Can churches host Super Bowl parties and escape the wrath of the NFL?
In 2005, the National Football League (NFL) threatened churches with legal action for holding Super Bowl parties and charging admission. According to a Rutherford Institute press release, the League said churches who viewed Super Bowl broadcasts on big-screen televisions at church-sponsored gatherings was a copyright infringement.
However, NFL Commissioner Roger Goodell recently stated churches can now watch the Super Bowl live as long as they do not charge an attendance fee. John Whitehead of The Rutherford Institute is thankful for the change.
"Well, churches can now have football parties and show the Super Bowl on a screen larger than 55 inches," he explains. "It's taken two years, basically, of the Rutherford Institute harassing them."
Whitehead notes the conditions. "As long as the viewings are free and they're on the premises of the church," he points out. "So it's legal now and you can do it. The NFL will not harass you."
However, as non-profit organizations, churches can accept donations to offset the cost of the event. "Well, you can ask for donations, in my opinion, for any event in a church," Whitehead concludes. "I wouldn't charge at the door, but sure you can ask for donations.
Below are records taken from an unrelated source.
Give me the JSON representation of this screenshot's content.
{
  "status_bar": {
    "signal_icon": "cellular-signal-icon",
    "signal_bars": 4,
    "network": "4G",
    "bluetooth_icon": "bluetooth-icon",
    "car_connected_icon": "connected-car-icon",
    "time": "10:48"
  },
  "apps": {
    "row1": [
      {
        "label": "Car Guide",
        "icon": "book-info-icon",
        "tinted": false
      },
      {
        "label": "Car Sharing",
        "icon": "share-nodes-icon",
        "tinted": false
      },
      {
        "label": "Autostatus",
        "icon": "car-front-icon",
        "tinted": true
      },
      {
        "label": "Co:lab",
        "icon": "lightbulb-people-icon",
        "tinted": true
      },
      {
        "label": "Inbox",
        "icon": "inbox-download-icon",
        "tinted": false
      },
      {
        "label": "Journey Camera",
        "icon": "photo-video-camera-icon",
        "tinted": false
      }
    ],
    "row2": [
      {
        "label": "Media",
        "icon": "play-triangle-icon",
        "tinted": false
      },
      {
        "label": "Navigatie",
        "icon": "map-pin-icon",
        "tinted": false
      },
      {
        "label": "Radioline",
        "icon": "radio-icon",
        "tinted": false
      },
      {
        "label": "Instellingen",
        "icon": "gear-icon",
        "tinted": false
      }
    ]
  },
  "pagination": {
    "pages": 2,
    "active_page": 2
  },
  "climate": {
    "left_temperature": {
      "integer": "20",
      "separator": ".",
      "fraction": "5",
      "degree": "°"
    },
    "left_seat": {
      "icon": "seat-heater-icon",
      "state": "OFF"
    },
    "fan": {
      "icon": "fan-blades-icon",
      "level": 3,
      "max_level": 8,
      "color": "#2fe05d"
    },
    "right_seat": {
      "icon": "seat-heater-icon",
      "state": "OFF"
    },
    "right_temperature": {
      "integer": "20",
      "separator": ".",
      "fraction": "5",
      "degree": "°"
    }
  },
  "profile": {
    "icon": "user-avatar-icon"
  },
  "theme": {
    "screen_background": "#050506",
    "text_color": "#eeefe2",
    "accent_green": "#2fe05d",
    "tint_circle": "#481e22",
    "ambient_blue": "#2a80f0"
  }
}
It's a church, it's a non-profit organization, and that's just fine."
Whitehead believes the NFL's decision is a good public relations gesture to the church.